Without the Head Start program for the children of migrant farm workers, Julieta Lopez wouldn't have been able to earn a living.

"We cannot afford to pay a regular Head Start," she said. "If we didn't have this program, only our husbands can work."Lopez came to Utah with her husband and two children in hopes of finding more opportunity than existed in their native Mazatlan, Mexico. Despite divorcing her husband two years ago, Lopez can still work and care for her children with the help of the Head Start program.

She got involved in the Head Start program through Centro de la Familia, a nonprofit organization started by Chicanos for Chicanos 20 years ago.

It was 1974 when a group of frustrated Chicanos got together to form Centro de la Familia, then called the Institute of Human Resource Development. What distinguishes Centro de la Familia from other outreach programs is the way it delivers services.

"The office offers a place where people can go and feel comfortable speaking in their native language," said Matt Chavez, a former participant in the Hispanic Youth Leadership Institute. Mentors came to Chavez' high school to show young Chicanos that they can succeed.

Chavez said the contacts he made helped him get scholarship money for college.

"I think seeing the (role models) is encouragement," he said. "I didn't see a lot of leadership roles that were held by Hispanic people."

Current Centro de la Familia director Manuel Romero is one of the contacts Chavez made. The 20-year-old computer science major said meeting and becoming friends with people like Romero make him feel as though he can succeed even in professions filled with people that don't look like him.

Centro's employees and volunteers reach out to everyone from migrant farmers to troubled teens.
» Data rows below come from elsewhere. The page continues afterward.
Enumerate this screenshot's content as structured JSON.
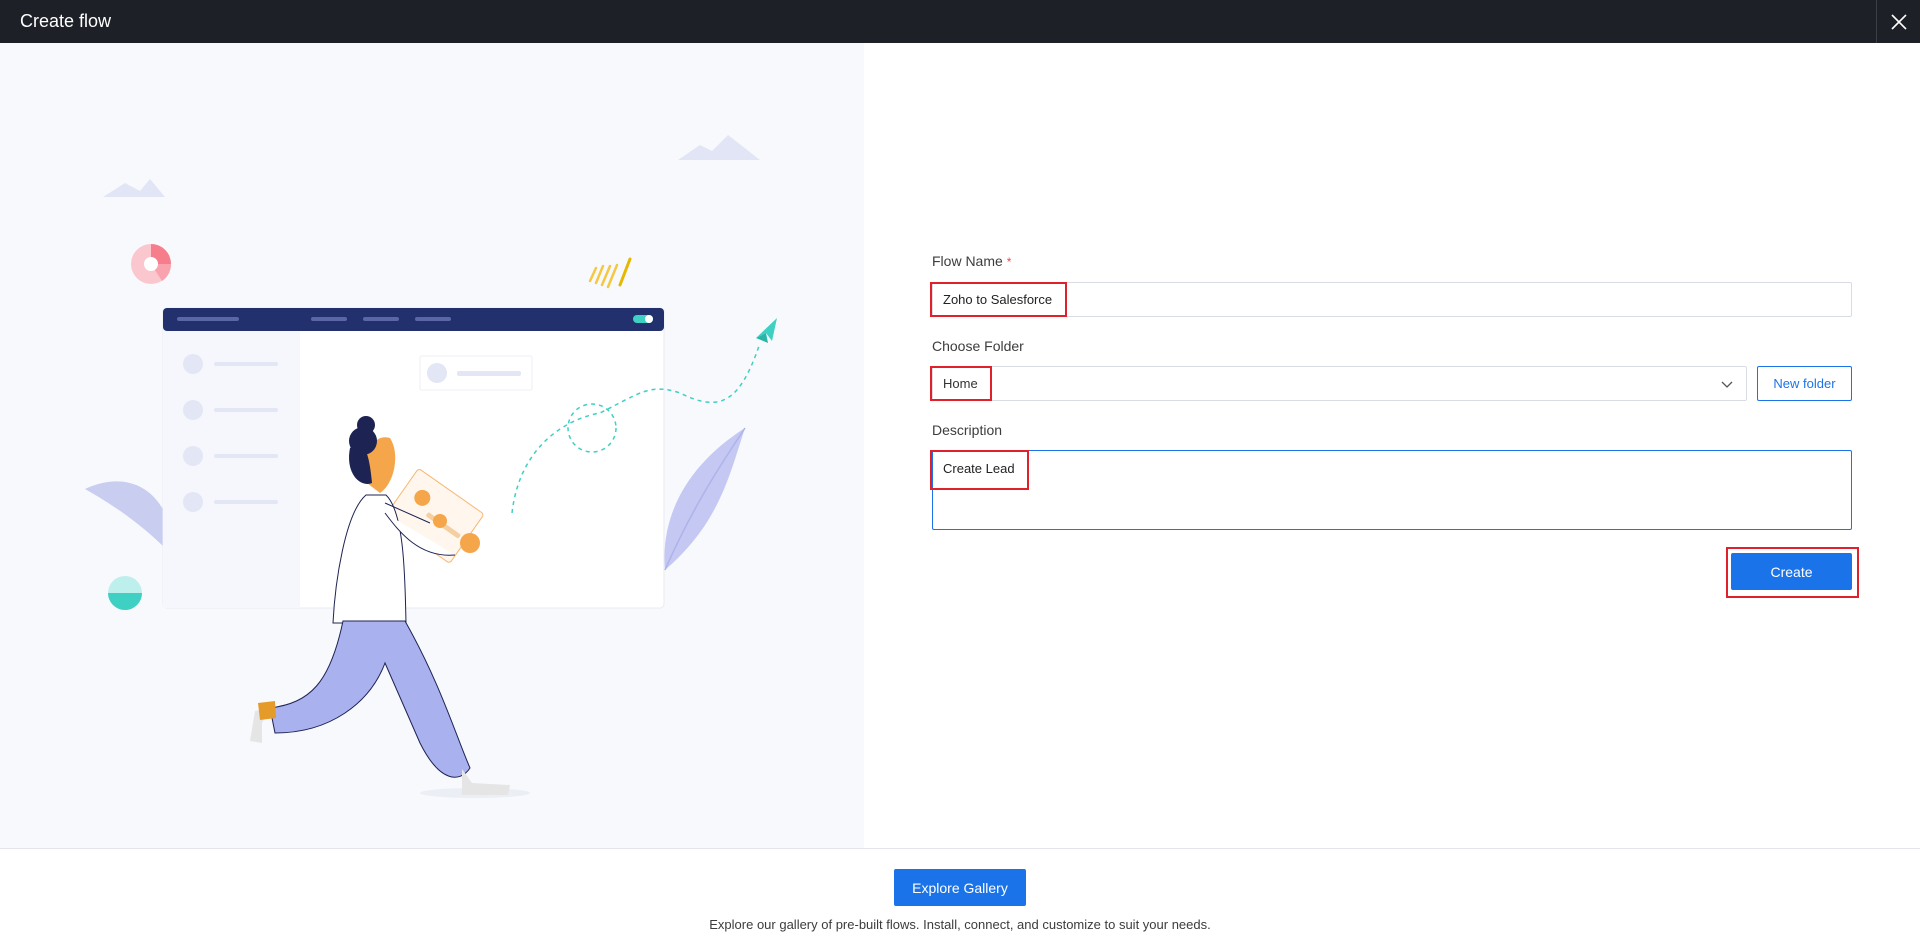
{
  "window": {
    "title": "Create flow",
    "close_icon": "close-icon"
  },
  "form": {
    "flow_name_label": "Flow Name",
    "required_mark": "*",
    "flow_name_value": "Zoho to Salesforce",
    "folder_label": "Choose Folder",
    "folder_value": "Home",
    "new_folder_label": "New folder",
    "description_label": "Description",
    "description_value": "Create Lead",
    "create_label": "Create"
  },
  "footer": {
    "explore_label": "Explore Gallery",
    "explore_text": "Explore our gallery of pre-built flows. Install, connect, and customize to suit your needs."
  },
  "colors": {
    "accent": "#1a73e8",
    "titlebar": "#1d2026",
    "highlight": "#e0202a",
    "illustration_bg": "#f8f9fd"
  }
}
Romero will deliver a report to the community at the 20th anniversary party planned for April 11 at the Red Lion, 255 S. West Temple, at 6 p.m.